Tag Archives: Traverse City
I never fully realized the power that is within me to make a difference, until recently. Last summer, my daughter and I spent time with extraordinary people who were providing homes for orphans, feeding the hungry and curing the ill. They were all people we met while making a documentary about the change makers in our world – people who are making our planet a better place.
Our goal was to inspire and motivate others as to what they can do to make a difference in their own communities. Our goal was to cause a shift, in culture and in thought – from “what in it for me?” to “what can I do?” We’ve just begun to submit this documentary to film festivals and show sneak previews to small audiences but I can already tell that this film has affected change and the potential it has to move people to action.
From our first sneak preview at the beautiful State Theater in Traverse City, MI to a recent screening at MIS in Sao Paulo, Brazil, I feel the energy in the room and the collective desire to strive for a better world. I feel the power of film and the power within me as a storyteller and filmmaker. I feel the time for this film is now and that people are hungry for hope.
Many documentaries take the critical point of view and certainly have more conflict. Opening Our Eyes is different from other docs in that it shines a light on what IS being done to create positive change by individuals all over the world. Somehow by showing the small acts, this film makes all of us believe that we can create change as well. It empowers us to believe in the possibilities and gives us the hope we seem to be yearning for these days.
When I first conceived of the idea for this film, inspired by friend and neighbor Maggie Doyne, I was looking for some positive hope myself. I was tired of listening to the hundreds of “experts” on TV talking and all of them needing to be “right” – and nothing was getting any better. That was long before the Arab Spring and the Occupy movements. What I was sensing was the rest of the world was feeling the same way I was and decided to do something about it.
Time will tell if the film continues to create awareness and moves people to action, but at least I’m hopeful again.
We can’t do it without your help.
Yesterday morning, Opening Our Eyes was screened for the first time. It was perfect in every way.
We had picked the State Theater in Traverse City, MI for a few reasons:
- Our only two North American subjects were from Michigan
- I had a lot of family in Traverse City and I knew they could get the word out and fill seats

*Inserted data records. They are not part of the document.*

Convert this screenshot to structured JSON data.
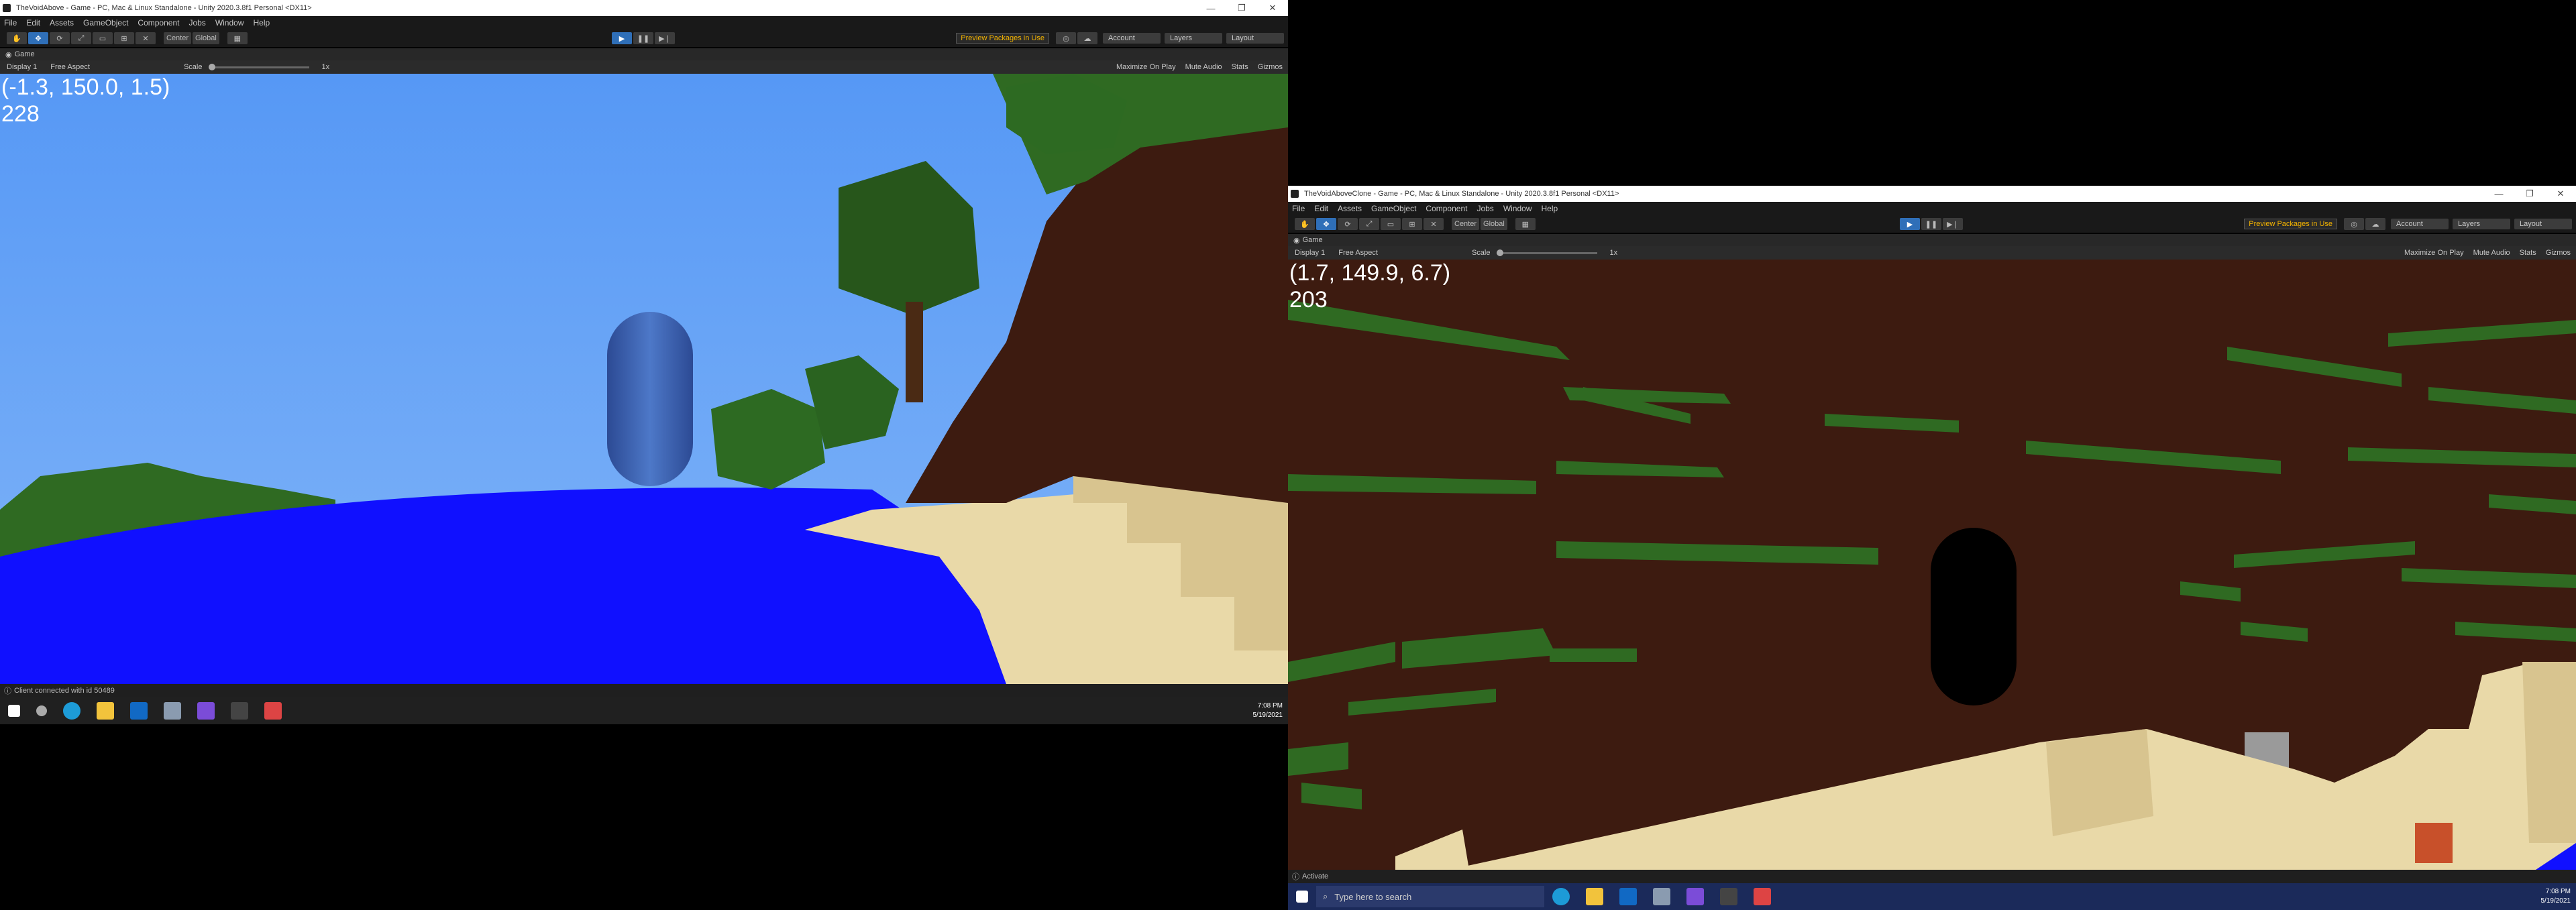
{
  "windows": [
    {
      "title": "TheVoidAbove - Game - PC, Mac & Linux Standalone - Unity 2020.3.8f1 Personal <DX11>",
      "hud_position": "(-1.3, 150.0, 1.5)",
      "hud_value": "228",
      "status": "Client connected with id 50489",
      "clock_time": "7:08 PM",
      "clock_date": "5/19/2021"
    },
    {
      "title": "TheVoidAboveClone - Game - PC, Mac & Linux Standalone - Unity 2020.3.8f1 Personal <DX11>",
      "hud_position": "(1.7, 149.9, 6.7)",
      "hud_value": "203",
      "status": "Activate",
      "search_placeholder": "Type here to search",
      "clock_time": "7:08 PM",
      "clock_date": "5/19/2021"
    }
  ],
  "menu": [
    "File",
    "Edit",
    "Assets",
    "GameObject",
    "Component",
    "Jobs",
    "Window",
    "Help"
  ],
  "toolbar": {
    "pivot": "Center",
    "space": "Global",
    "preview_packages": "Preview Packages in Use",
    "account": "Account",
    "layers": "Layers",
    "layout": "Layout"
  },
  "game_tab": "Game",
  "gamebar": {
    "display": "Display 1",
    "aspect": "Free Aspect",
    "scale_label": "Scale",
    "scale_value": "1x",
    "maximize": "Maximize On Play",
    "mute": "Mute Audio",
    "stats": "Stats",
    "gizmos": "Gizmos"
  },
  "colors": {
    "sky": "#5d9ef5",
    "water": "#1010ff",
    "sand": "#e9d9a8",
    "dirt": "#3d1b10",
    "leaves": "#2f6a22",
    "capsule_blue": "#3c64b4"
  }
}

- The State Theater is a beautifully renovated theater with state of the art facilities and an old fashioned marquee to top it off
- Traverse City is a beautiful place to be in the summer because of all the water around it
The night before the screening, Erin, Tom and I and our friend and executive producer, Angel Burns went down to the theater to take some pictures of it. There it was on the marquee – right under MIDNIGHT IN PARIS – OPENING OUR EYES– A SNEAK PREVIEW – SUNDAY 9AM. There it was, sharing the billing with one of my favorite recent films. Night theater ErinMVI_0178 As soon as the 10 o’clock showing of Midnight in Paris went in – a 3-man crew started taking down the letters and putting up new ones.
It took them some time but letter by letter up it went. But it was when they started putting up our names that an incredible feeling went through my body. I had done it. I did what I set out to do.
The next morning, I was full of nerves. It has been a long time coming and the day had arrived. My Aunt Ike and cousin Rene had spread the word through town amongst friends, family, co-workers. There was a family reunion also planned that weekend and all those people had come. Angel was outside talking to folks who were looking at the poster of what was playing at the upcoming Traverse City Film Festival next week, and invited them. All in all, I think there were about 150-175 people – not bad for a Sunday morning in a town with a lot going on.
As the curtain went up – yes, a beautiful classic red curtain -and the movie began, it was almost surreal. Even though I had seen this film a hundred times – it was the first time I watched it as a movie – with popcorn and all. But I think the best part was the Q&A when a man stood up to ask a question. He said “Thank you for making this film. It has changed my life”. He had been someone Angel had talked to outside. He hadn’t even intended to go see a movie that morning. That was a big moment for me.
On to Detroit on Thursday, for our next sneak preview. It won’t be as grand as the first screening – because the first one’s are always the most special – but our two subjects Marian and Maureen will be there. Can’t wait.